There’s never been a question to whether Nolan can skillfully direct action or tell a good story. His more recent problem, however, has been his tendency to overload movies with mopey, guilt-ridden protagonists and bog the story down with dialogue-heavy exposition. “Dunkirk” feels almost like a challenge the filmmaker set for himself. Only a hair over 100 minutes, half the characters aren’t even named and only a fraction of them have dialogue. Hardy, his face hidden behind an aviator’s mask, has maybe a dozen lines. Either Branagh or Rylance might have the most to say, but even their dialogue is often just terse orders or reactions. Much of “Dunkirk” works like a silent film; objectives and battles aren’t explained, but experienced in the moment, and the film never stops moving. But Nolan’s an astute storyteller; what’s happening is always clear, never confusing.
The approach means that few of the actors have a big moment to shine; some even tend to blend into the background (indeed, not being a One Direction fan, I assumed Styles was playing someone completely different until I checked IMDB for this review). This isn’t a movie about one character’s epic journey or heroic exploits but the small moments of quiet determination and courage that led to the successful evacuation of Dunkirk. Although Whitehead’s character gets the most screen time in the story taking place on the beach, he never becomes a fully realized character, nor does Hardy’s bomber pilot or Branagh’s admiral. Rather, as often happens in a Nolan film, they’re defined by their actions, whether their attempts to stay alive, their stalwart steadiness in the face of certain defeat or their unrelenting dedication to keep the skies safe for others.
Some may find it hard to connect with the characters, and that’s understandable. Nolan’s films have always been aloof and even his most overtly emotional — the space epic “Interstellar” — was still largely padded with technical talk and intellectual ponderings. But I don’t think that Nolan is holding the audience at arm’s length. He’s not avoiding emotion so much as refusing to turn the film into yet another manipulative epic. The film’s intimate focus is quietly touching, drawing emotion from an off-handed remark about the death of one character, a nod of the head from Rylance, or the haunted stare of Cillian Murphy as a shell-shocked survivor. Just as the various stories add up to a more epic whole, so each of these moments adds up to a film of surprising emotional power, one that resonated with me long after the film had ended.

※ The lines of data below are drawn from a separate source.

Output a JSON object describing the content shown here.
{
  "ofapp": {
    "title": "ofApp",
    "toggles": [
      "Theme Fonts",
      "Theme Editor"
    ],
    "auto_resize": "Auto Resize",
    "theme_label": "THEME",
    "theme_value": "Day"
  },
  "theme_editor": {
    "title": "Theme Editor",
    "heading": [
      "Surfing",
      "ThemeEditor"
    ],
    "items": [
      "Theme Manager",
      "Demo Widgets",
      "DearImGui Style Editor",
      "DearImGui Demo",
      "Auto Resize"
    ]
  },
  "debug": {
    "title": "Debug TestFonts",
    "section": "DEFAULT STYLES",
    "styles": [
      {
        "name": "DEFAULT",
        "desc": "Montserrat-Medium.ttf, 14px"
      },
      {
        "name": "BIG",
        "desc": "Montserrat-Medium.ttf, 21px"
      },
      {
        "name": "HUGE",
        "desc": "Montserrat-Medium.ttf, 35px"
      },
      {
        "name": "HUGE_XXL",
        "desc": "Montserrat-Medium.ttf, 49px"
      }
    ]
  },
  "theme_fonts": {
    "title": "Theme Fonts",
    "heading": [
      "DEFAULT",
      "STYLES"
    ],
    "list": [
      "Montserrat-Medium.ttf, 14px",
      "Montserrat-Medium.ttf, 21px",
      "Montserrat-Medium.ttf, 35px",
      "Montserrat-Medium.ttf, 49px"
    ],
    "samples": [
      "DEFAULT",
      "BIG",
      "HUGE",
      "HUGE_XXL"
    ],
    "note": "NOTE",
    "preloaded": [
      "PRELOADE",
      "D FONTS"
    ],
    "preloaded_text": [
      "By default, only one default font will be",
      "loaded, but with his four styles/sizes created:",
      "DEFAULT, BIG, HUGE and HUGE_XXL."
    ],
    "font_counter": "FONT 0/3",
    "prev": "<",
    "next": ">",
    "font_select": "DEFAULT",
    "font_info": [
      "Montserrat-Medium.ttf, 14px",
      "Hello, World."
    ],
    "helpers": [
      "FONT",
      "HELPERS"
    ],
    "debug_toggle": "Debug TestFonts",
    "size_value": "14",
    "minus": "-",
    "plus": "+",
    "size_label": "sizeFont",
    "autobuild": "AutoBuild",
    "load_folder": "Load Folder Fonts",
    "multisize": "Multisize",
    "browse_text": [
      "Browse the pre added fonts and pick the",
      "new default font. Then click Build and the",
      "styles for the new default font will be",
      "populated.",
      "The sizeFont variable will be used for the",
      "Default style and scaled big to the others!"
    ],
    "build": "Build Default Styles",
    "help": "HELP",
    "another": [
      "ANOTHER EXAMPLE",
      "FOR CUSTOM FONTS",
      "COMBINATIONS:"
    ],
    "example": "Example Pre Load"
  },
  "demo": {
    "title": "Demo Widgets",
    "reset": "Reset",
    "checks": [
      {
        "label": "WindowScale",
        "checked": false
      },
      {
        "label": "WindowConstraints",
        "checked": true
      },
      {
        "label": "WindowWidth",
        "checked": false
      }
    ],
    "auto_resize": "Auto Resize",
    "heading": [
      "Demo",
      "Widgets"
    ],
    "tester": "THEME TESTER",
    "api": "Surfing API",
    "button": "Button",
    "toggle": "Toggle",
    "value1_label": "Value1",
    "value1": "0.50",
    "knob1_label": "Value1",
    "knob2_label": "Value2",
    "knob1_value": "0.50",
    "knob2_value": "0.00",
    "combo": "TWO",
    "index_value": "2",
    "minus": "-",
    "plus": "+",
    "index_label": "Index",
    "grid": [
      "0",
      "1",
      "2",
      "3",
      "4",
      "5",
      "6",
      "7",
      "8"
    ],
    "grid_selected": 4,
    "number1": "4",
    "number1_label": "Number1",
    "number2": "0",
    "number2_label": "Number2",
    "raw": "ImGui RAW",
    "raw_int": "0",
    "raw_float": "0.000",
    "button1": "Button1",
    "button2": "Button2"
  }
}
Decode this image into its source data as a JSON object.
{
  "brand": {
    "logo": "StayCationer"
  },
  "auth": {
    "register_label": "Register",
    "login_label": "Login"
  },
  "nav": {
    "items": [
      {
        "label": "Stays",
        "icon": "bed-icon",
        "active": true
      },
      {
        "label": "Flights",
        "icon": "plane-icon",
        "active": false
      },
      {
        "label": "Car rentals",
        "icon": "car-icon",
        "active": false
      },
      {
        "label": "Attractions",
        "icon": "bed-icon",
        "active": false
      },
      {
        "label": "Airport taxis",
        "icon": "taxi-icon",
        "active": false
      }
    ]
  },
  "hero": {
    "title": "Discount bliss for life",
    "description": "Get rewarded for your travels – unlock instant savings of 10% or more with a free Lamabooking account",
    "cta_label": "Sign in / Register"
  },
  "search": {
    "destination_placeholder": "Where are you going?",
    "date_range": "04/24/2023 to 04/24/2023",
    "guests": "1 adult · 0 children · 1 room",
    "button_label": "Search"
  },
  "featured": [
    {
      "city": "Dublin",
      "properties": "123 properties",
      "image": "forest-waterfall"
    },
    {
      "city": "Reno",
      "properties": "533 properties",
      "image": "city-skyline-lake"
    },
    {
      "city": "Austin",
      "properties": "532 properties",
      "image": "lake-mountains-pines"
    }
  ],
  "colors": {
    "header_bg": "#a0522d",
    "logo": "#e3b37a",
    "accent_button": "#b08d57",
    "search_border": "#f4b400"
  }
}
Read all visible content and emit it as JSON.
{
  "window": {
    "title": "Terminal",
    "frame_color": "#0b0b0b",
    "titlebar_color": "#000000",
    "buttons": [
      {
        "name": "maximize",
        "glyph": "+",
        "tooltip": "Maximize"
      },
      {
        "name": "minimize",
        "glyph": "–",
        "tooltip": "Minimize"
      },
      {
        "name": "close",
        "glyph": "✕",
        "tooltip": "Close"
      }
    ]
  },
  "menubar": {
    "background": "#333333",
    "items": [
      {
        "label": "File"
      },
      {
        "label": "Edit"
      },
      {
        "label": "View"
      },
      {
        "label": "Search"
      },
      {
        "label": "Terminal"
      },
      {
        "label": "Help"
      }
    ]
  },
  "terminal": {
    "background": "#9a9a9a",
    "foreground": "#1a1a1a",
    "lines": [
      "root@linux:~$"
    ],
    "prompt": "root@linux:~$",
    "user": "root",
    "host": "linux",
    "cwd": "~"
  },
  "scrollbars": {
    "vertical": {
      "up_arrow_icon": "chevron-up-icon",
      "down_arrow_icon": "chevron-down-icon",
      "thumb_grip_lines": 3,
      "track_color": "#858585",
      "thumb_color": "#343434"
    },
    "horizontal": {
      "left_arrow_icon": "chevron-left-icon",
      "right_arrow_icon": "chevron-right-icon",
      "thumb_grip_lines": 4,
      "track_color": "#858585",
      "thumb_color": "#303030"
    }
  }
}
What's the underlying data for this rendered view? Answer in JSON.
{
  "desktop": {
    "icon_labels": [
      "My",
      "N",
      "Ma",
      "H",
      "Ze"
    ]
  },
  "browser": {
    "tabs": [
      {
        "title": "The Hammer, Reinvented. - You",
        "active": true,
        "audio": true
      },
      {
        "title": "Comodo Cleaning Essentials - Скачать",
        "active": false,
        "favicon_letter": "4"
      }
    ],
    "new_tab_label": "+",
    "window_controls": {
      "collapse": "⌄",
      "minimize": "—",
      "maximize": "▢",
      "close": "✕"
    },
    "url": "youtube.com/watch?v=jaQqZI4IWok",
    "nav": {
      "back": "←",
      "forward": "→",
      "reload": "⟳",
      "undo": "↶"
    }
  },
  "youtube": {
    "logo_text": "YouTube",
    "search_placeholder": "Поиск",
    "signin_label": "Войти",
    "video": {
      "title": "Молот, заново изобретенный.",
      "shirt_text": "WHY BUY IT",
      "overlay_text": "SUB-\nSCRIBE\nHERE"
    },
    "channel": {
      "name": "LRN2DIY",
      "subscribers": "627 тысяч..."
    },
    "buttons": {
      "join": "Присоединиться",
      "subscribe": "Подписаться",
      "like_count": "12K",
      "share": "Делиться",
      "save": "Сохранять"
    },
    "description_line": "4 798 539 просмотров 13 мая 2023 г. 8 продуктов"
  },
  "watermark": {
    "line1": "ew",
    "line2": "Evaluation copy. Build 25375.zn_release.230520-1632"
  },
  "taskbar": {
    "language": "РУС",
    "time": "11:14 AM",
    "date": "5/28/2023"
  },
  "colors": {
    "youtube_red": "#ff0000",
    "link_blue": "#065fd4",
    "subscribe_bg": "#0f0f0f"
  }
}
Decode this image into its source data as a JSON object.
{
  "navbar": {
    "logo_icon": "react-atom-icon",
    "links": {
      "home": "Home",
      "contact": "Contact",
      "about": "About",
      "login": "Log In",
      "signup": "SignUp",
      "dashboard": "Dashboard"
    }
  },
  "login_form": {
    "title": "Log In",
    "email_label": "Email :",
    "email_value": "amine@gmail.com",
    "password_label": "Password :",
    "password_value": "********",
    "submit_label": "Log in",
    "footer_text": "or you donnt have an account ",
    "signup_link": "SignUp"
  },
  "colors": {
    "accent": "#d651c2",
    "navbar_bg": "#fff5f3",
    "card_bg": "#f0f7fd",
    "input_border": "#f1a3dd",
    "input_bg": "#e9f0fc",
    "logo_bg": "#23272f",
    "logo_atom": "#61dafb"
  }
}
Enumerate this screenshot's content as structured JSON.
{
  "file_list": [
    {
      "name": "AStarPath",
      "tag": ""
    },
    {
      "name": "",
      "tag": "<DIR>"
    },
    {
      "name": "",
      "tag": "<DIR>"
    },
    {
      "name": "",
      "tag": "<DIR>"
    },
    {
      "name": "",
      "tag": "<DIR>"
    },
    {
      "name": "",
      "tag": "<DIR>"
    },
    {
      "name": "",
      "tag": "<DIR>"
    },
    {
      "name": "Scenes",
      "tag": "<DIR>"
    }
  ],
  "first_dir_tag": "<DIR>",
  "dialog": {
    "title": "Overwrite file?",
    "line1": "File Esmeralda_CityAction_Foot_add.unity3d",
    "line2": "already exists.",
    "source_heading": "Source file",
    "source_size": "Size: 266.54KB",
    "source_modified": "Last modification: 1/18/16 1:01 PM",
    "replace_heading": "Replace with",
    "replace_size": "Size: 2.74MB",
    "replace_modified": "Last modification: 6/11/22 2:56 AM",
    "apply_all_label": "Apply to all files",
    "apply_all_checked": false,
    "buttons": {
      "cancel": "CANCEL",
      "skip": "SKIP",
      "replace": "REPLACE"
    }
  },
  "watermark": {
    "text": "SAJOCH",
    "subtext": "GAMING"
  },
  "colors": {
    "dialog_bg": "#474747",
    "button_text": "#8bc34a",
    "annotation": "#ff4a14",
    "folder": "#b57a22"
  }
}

I’ll admit that when I first heard Nolan was doing a WWII movie, my interest wasn’t that high. War movies are often good, but I didn’t know whether there was much more to say about these oft-told tales. I wanted one of our most fascinating storytellers to do something innovative again. I’m happy to both be proven wrong and to get what I wanted. “Dunkirk” is a great film, and possibly the best work of Nolan’s career.